Eritrea UPR Key Opportunity to Address Rights Violations Item 6 UPR Adoption
Item 6 UPR Adoption While welcoming Eritrea’s positive response to some of the UPR Working Group recommendations, we are deeply concerned that it failed to accept the most pressing recommendations that are key to ending the
Item 6 UPR Adoption
While welcoming Eritrea’s positive response to some of the UPR Working Group recommendations, we are deeply concerned that it failed to accept the most pressing recommendations that are key to ending the country’s human rights crisis.
The government continues to subject its population to widespread forced labor, imposes staunch restrictions on freedom of expression, opinion and faith, and restricts independent scrutiny.
We regret that, during its 2019 UPR review, the government rejected recommendations calling for an invitation to UN mandate holders. Despite its Council membership, the government continues to refuse to grant access to the special rapporteur on the human rights situation in Eritrea.
We also deeply regret that the government failed to accept any of the recommendations calling for a reform of the country’s indefinite national service and an end to forced conscription. The responses provided by Eritrea during its UPR on these issues fail to match the reality on the ground. Each year children are amongst the Grade 12 students forced to spend their final year of high school in a military camp. During this year, students undergo mandatory military training and are subjected to harsh punishments and forced labor by the military officials’ controlling them.
Similarly, despite improved salaries for national service conscripts posted in civilian jobs, there has been no meaningful reform of the national service. Improvements in standard of living have been minimal and mandatory ‘national service’ still constitutes forced labor – with conscripts facing years of service and risking serious reprisals if they try to leave.
While the government accepted one recommendation calling for improved rights of detainees, it did not accept important recommendations calling for independent monitoring of places of detention and for the release of people unlawfully detained. The government still jails citizens without trial or means for review. It does not permit relatives access to prisoners.
The government accepted some recommendations calling for the protection of freedom of expression, peaceful assembly and association, as well as freedom of religion, but in practice these key rights are regularly violated. A recent example is the case of the former finance minister Abrehe Kidane Berhane, who remains in incommunicado detention since September 2018 after he publicly criticized the President.

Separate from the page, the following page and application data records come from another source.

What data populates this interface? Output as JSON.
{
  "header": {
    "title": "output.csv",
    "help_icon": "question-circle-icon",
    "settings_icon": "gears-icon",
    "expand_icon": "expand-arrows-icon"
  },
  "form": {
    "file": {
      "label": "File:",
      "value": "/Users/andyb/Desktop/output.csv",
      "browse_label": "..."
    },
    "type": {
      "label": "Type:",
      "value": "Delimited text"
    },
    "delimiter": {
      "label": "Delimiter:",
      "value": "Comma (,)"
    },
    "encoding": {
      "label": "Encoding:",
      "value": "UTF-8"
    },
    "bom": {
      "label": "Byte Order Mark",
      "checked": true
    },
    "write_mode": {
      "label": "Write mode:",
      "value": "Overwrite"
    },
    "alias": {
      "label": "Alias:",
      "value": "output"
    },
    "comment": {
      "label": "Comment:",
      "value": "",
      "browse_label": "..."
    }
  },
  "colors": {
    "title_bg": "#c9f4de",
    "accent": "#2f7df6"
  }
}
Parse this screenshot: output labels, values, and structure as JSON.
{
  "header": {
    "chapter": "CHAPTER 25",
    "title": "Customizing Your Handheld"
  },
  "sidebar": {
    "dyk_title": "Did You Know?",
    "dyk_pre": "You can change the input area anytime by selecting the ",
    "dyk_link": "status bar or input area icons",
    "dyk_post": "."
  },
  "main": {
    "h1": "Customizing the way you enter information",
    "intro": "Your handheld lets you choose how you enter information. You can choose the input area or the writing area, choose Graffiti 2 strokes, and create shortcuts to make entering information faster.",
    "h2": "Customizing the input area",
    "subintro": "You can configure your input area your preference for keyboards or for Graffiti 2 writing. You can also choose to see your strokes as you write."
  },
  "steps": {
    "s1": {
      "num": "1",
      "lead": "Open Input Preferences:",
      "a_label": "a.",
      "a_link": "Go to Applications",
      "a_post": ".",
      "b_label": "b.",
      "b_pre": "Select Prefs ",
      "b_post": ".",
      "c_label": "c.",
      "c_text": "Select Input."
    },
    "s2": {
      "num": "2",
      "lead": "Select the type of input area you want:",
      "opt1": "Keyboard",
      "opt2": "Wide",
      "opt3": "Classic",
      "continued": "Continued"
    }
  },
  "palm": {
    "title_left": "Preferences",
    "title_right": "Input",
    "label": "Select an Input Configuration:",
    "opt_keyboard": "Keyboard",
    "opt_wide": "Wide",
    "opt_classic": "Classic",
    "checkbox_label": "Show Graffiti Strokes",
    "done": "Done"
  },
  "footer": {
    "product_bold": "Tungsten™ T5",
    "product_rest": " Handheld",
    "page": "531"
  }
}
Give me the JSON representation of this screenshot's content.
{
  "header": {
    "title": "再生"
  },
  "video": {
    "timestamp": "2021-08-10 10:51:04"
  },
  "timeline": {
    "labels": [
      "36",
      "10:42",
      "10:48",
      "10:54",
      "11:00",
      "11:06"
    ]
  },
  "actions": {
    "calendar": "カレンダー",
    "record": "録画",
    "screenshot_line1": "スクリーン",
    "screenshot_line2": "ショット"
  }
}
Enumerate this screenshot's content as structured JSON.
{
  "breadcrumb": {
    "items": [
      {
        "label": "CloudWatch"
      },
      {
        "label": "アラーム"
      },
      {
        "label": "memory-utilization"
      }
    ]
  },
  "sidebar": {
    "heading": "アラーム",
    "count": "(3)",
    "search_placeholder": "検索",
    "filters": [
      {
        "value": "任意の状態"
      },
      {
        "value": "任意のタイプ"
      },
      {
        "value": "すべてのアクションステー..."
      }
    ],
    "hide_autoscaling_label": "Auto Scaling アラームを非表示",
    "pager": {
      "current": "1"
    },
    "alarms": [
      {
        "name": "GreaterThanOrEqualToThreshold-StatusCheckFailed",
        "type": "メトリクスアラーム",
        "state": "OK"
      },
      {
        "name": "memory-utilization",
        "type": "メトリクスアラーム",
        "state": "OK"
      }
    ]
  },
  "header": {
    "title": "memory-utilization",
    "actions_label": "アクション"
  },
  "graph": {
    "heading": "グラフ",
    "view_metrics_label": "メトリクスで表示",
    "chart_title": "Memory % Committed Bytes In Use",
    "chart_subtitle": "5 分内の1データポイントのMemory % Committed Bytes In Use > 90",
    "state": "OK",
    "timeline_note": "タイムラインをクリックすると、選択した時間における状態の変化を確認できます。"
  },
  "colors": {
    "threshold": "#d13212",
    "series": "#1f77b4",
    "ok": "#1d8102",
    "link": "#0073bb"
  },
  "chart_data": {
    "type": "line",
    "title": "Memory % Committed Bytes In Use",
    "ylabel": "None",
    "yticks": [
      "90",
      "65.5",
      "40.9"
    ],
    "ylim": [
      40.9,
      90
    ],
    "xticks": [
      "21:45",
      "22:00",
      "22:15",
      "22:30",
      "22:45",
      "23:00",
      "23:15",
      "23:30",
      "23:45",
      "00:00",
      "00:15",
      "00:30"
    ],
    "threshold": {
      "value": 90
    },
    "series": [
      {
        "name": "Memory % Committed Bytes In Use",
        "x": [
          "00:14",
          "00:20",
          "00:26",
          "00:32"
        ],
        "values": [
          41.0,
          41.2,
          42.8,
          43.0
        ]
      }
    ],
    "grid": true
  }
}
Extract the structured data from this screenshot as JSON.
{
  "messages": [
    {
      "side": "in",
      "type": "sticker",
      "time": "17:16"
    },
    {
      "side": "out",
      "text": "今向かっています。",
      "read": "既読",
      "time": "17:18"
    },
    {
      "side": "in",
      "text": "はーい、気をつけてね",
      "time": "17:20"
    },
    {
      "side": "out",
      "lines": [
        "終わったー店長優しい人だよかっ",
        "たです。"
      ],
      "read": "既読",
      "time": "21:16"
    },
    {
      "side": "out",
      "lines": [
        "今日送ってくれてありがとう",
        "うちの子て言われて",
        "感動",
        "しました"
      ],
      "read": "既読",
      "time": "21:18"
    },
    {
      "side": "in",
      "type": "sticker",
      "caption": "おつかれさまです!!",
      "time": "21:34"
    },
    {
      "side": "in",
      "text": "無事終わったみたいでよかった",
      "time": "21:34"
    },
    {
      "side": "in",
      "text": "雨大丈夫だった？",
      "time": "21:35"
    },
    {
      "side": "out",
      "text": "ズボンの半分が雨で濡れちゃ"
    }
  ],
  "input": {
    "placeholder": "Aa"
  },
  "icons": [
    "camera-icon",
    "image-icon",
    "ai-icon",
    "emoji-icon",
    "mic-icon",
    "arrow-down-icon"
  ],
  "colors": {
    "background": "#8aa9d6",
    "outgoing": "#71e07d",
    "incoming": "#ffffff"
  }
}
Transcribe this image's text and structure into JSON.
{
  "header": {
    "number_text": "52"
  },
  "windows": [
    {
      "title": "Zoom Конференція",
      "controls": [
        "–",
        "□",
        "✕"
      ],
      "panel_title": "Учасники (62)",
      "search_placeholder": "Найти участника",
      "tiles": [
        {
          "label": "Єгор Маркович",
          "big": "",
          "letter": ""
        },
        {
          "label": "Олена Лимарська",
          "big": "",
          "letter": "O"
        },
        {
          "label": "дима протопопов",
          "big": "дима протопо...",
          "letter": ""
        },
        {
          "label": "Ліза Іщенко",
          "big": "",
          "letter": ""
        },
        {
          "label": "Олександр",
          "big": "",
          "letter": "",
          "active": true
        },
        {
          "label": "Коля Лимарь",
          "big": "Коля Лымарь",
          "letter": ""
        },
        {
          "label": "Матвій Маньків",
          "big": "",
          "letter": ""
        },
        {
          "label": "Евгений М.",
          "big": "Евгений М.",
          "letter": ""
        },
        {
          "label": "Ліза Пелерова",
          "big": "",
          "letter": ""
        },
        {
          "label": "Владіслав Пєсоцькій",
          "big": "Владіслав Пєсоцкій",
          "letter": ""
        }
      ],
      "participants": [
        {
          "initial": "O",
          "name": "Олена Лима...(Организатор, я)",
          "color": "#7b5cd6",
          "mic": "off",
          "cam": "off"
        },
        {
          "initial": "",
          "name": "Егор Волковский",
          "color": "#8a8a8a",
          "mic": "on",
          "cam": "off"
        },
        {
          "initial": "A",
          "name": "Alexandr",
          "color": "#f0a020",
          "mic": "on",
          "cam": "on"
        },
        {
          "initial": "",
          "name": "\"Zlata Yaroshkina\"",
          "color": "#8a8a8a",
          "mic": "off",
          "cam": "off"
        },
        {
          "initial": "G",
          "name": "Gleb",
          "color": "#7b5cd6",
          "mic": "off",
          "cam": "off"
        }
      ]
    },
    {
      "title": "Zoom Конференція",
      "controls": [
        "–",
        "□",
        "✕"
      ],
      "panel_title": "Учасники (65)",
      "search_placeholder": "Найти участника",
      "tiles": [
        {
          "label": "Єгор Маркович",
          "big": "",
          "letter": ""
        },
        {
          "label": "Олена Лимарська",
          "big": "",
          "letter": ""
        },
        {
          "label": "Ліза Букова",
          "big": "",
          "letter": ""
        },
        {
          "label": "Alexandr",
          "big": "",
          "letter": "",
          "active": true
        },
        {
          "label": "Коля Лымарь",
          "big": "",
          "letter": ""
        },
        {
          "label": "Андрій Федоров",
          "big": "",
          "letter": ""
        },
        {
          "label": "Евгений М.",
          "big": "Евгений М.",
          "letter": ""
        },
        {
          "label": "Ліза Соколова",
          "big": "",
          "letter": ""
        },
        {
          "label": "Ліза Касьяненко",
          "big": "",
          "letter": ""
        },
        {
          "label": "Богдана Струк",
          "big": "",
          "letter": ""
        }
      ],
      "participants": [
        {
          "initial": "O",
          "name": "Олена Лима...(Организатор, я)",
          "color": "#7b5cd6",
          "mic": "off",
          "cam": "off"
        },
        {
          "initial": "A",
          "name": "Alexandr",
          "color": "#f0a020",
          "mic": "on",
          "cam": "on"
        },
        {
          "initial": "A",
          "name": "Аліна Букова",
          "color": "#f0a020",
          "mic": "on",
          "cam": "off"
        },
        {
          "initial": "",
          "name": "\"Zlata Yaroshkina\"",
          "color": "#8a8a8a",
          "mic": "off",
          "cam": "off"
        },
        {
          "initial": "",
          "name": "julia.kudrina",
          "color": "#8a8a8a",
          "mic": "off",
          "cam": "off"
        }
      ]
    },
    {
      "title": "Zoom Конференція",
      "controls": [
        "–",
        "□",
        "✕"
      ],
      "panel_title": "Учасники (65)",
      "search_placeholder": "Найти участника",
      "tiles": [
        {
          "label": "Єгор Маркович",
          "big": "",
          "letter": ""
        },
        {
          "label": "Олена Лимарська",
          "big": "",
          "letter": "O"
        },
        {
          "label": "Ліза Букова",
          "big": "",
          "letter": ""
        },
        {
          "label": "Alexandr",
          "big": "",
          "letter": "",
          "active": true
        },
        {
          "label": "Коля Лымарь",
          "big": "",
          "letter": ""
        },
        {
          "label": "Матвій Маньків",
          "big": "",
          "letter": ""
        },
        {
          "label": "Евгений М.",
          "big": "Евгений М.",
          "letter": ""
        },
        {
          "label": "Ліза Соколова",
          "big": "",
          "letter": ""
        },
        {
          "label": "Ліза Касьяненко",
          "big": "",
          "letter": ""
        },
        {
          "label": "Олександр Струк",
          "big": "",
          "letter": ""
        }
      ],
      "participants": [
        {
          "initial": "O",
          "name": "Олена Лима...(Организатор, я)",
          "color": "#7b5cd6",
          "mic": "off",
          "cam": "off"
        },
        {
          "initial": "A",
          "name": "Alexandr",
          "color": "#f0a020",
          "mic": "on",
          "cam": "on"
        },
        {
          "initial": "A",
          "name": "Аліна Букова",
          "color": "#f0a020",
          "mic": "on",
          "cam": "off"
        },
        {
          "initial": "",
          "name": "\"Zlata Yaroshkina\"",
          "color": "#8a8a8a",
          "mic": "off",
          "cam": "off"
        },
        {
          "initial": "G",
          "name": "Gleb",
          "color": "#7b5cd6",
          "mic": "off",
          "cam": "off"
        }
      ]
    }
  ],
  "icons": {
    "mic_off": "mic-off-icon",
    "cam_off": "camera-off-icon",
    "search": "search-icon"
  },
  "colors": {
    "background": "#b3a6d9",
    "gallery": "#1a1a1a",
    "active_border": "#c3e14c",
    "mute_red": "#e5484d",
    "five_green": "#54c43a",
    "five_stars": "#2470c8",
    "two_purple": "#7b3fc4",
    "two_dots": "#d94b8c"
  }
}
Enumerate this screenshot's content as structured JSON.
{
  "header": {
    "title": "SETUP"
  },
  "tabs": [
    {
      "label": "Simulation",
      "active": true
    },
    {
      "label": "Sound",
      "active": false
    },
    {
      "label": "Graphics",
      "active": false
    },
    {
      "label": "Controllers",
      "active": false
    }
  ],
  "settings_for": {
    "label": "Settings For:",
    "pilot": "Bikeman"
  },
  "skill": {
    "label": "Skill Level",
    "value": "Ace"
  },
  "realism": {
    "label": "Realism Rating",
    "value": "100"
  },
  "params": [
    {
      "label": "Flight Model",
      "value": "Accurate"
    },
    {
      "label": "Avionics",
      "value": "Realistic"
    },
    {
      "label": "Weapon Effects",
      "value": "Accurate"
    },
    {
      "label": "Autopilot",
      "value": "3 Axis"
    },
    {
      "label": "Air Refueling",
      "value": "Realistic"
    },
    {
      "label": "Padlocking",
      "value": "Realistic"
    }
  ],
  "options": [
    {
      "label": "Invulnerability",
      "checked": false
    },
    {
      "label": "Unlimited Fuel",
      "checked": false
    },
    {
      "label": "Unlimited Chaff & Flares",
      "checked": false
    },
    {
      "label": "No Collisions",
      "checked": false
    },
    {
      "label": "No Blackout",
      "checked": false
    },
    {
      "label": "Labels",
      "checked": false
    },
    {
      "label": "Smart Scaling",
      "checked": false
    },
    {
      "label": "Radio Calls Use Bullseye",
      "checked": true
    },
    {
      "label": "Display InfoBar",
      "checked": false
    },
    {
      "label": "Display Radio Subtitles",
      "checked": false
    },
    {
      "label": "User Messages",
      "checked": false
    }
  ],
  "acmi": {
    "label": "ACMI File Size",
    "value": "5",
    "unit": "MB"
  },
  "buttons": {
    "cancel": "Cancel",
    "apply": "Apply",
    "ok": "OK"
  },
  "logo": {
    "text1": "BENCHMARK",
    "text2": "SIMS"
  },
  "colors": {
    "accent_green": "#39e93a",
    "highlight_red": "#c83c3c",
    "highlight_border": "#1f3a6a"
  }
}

Will Eritrea comply with international human rights law and its membership obligations by unconditionally releasing all persons arbitrarily detained, ending forced conscription of children, reforming the national service system to bring it in line with the statutory 18-month requirement, and fully cooperating with the UN Special Rapporteur?
If Eritrea refuses to accept these recommendations, we urge the Council to renew the mandate of the Special Rapporteur and maintain a strong monitoring mechanism on Eritrea.